Assigned task
Print back every record below, exactly as it stands.

── Provided entries ──

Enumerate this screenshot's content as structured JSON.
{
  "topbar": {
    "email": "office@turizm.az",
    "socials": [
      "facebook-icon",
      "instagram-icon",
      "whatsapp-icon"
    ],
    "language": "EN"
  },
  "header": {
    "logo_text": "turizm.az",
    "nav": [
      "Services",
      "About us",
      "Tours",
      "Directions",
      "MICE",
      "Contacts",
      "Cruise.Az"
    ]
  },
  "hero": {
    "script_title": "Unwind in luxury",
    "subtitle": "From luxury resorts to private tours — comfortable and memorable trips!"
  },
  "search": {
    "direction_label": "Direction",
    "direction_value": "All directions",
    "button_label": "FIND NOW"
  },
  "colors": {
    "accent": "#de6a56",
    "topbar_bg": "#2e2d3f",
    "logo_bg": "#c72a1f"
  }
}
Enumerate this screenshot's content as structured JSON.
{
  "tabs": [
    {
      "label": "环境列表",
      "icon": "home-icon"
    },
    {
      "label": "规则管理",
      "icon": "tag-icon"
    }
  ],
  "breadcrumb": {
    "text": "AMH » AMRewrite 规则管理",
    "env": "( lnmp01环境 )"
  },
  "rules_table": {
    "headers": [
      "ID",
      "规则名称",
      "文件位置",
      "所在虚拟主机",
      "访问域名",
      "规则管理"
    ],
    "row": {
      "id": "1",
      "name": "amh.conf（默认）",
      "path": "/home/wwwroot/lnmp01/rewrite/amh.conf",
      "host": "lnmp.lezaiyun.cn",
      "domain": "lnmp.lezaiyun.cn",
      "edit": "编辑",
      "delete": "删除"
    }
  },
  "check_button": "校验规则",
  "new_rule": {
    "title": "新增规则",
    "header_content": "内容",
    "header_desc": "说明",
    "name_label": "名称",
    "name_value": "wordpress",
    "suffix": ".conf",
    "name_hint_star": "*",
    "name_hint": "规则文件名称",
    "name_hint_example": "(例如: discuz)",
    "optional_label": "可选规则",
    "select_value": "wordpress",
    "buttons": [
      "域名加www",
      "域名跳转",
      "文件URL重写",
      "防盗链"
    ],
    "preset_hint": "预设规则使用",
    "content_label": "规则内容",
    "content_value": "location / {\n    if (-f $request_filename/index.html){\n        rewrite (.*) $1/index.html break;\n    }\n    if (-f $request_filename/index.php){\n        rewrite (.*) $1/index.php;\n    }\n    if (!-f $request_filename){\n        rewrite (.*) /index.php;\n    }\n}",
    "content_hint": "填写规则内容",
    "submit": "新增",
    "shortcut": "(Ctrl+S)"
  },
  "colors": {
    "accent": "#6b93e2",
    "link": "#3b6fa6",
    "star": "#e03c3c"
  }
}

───

Response for this exercise
Enumerate this screenshot's content as structured JSON.
{
  "topbar": {
    "email": "office@turizm.az",
    "socials": [
      "facebook-icon",
      "instagram-icon",
      "whatsapp-icon"
    ],
    "language": "EN"
  },
  "header": {
    "logo_text": "turizm.az",
    "nav": [
      "Services",
      "About us",
      "Tours",
      "Directions",
      "MICE",
      "Contacts",
      "Cruise.Az"
    ]
  },
  "hero": {
    "script_title": "Unwind in luxury",
    "subtitle": "From luxury resorts to private tours — comfortable and memorable trips!"
  },
  "search": {
    "direction_label": "Direction",
    "direction_value": "All directions",
    "button_label": "FIND NOW"
  },
  "colors": {
    "accent": "#de6a56",
    "topbar_bg": "#2e2d3f",
    "logo_bg": "#c72a1f"
  }
}
Enumerate this screenshot's content as structured JSON.
{
  "tabs": [
    {
      "label": "环境列表",
      "icon": "home-icon"
    },
    {
      "label": "规则管理",
      "icon": "tag-icon"
    }
  ],
  "breadcrumb": {
    "text": "AMH » AMRewrite 规则管理",
    "env": "( lnmp01环境 )"
  },
  "rules_table": {
    "headers": [
      "ID",
      "规则名称",
      "文件位置",
      "所在虚拟主机",
      "访问域名",
      "规则管理"
    ],
    "row": {
      "id": "1",
      "name": "amh.conf（默认）",
      "path": "/home/wwwroot/lnmp01/rewrite/amh.conf",
      "host": "lnmp.lezaiyun.cn",
      "domain": "lnmp.lezaiyun.cn",
      "edit": "编辑",
      "delete": "删除"
    }
  },
  "check_button": "校验规则",
  "new_rule": {
    "title": "新增规则",
    "header_content": "内容",
    "header_desc": "说明",
    "name_label": "名称",
    "name_value": "wordpress",
    "suffix": ".conf",
    "name_hint_star": "*",
    "name_hint": "规则文件名称",
    "name_hint_example": "(例如: discuz)",
    "optional_label": "可选规则",
    "select_value": "wordpress",
    "buttons": [
      "域名加www",
      "域名跳转",
      "文件URL重写",
      "防盗链"
    ],
    "preset_hint": "预设规则使用",
    "content_label": "规则内容",
    "content_value": "location / {\n    if (-f $request_filename/index.html){\n        rewrite (.*) $1/index.html break;\n    }\n    if (-f $request_filename/index.php){\n        rewrite (.*) $1/index.php;\n    }\n    if (!-f $request_filename){\n        rewrite (.*) /index.php;\n    }\n}",
    "content_hint": "填写规则内容",
    "submit": "新增",
    "shortcut": "(Ctrl+S)"
  },
  "colors": {
    "accent": "#6b93e2",
    "link": "#3b6fa6",
    "star": "#e03c3c"
  }
}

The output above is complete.